What is needed
Please repeat every line below exactly, from the first to the last.
(Data provided begins)
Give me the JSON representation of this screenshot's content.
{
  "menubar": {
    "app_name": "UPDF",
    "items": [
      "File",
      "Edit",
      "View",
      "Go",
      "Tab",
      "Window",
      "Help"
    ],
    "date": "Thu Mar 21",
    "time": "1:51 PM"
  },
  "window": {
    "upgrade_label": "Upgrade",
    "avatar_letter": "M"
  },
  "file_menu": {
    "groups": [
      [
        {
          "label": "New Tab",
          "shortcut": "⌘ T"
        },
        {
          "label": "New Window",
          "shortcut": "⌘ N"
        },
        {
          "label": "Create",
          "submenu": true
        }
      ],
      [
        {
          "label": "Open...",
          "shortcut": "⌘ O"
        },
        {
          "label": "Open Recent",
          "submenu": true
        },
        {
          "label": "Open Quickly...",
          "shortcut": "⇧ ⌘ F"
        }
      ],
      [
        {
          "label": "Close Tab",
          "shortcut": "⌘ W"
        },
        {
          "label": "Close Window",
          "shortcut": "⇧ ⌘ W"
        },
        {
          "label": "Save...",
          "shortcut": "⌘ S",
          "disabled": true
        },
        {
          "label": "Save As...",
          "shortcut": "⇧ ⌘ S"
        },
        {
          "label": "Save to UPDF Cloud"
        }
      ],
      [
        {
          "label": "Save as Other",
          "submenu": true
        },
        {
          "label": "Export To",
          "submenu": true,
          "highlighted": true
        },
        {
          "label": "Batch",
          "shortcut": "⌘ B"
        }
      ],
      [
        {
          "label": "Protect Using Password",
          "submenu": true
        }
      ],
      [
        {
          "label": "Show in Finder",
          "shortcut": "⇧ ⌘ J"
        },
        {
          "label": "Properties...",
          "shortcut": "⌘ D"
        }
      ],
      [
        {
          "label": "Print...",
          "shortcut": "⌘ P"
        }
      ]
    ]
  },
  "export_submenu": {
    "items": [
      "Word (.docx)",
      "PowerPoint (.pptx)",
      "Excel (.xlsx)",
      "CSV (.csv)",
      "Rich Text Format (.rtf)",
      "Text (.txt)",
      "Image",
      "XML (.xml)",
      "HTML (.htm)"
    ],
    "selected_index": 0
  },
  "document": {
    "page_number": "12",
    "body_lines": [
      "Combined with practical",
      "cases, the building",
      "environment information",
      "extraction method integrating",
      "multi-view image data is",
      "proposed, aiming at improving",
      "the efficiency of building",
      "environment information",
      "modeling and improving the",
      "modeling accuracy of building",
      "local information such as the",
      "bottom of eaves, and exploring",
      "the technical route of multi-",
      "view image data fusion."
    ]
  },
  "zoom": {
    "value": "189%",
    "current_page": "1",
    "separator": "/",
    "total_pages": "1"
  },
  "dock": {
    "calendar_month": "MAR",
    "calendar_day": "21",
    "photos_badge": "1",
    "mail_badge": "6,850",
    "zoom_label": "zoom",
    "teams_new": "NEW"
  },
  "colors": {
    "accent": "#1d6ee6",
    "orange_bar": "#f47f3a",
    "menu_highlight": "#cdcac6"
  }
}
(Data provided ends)
Response below
Give me the JSON representation of this screenshot's content.
{
  "menubar": {
    "app_name": "UPDF",
    "items": [
      "File",
      "Edit",
      "View",
      "Go",
      "Tab",
      "Window",
      "Help"
    ],
    "date": "Thu Mar 21",
    "time": "1:51 PM"
  },
  "window": {
    "upgrade_label": "Upgrade",
    "avatar_letter": "M"
  },
  "file_menu": {
    "groups": [
      [
        {
          "label": "New Tab",
          "shortcut": "⌘ T"
        },
        {
          "label": "New Window",
          "shortcut": "⌘ N"
        },
        {
          "label": "Create",
          "submenu": true
        }
      ],
      [
        {
          "label": "Open...",
          "shortcut": "⌘ O"
        },
        {
          "label": "Open Recent",
          "submenu": true
        },
        {
          "label": "Open Quickly...",
          "shortcut": "⇧ ⌘ F"
        }
      ],
      [
        {
          "label": "Close Tab",
          "shortcut": "⌘ W"
        },
        {
          "label": "Close Window",
          "shortcut": "⇧ ⌘ W"
        },
        {
          "label": "Save...",
          "shortcut": "⌘ S",
          "disabled": true
        },
        {
          "label": "Save As...",
          "shortcut": "⇧ ⌘ S"
        },
        {
          "label": "Save to UPDF Cloud"
        }
      ],
      [
        {
          "label": "Save as Other",
          "submenu": true
        },
        {
          "label": "Export To",
          "submenu": true,
          "highlighted": true
        },
        {
          "label": "Batch",
          "shortcut": "⌘ B"
        }
      ],
      [
        {
          "label": "Protect Using Password",
          "submenu": true
        }
      ],
      [
        {
          "label": "Show in Finder",
          "shortcut": "⇧ ⌘ J"
        },
        {
          "label": "Properties...",
          "shortcut": "⌘ D"
        }
      ],
      [
        {
          "label": "Print...",
          "shortcut": "⌘ P"
        }
      ]
    ]
  },
  "export_submenu": {
    "items": [
      "Word (.docx)",
      "PowerPoint (.pptx)",
      "Excel (.xlsx)",
      "CSV (.csv)",
      "Rich Text Format (.rtf)",
      "Text (.txt)",
      "Image",
      "XML (.xml)",
      "HTML (.htm)"
    ],
    "selected_index": 0
  },
  "document": {
    "page_number": "12",
    "body_lines": [
      "Combined with practical",
      "cases, the building",
      "environment information",
      "extraction method integrating",
      "multi-view image data is",
      "proposed, aiming at improving",
      "the efficiency of building",
      "environment information",
      "modeling and improving the",
      "modeling accuracy of building",
      "local information such as the",
      "bottom of eaves, and exploring",
      "the technical route of multi-",
      "view image data fusion."
    ]
  },
  "zoom": {
    "value": "189%",
    "current_page": "1",
    "separator": "/",
    "total_pages": "1"
  },
  "dock": {
    "calendar_month": "MAR",
    "calendar_day": "21",
    "photos_badge": "1",
    "mail_badge": "6,850",
    "zoom_label": "zoom",
    "teams_new": "NEW"
  },
  "colors": {
    "accent": "#1d6ee6",
    "orange_bar": "#f47f3a",
    "menu_highlight": "#cdcac6"
  }
}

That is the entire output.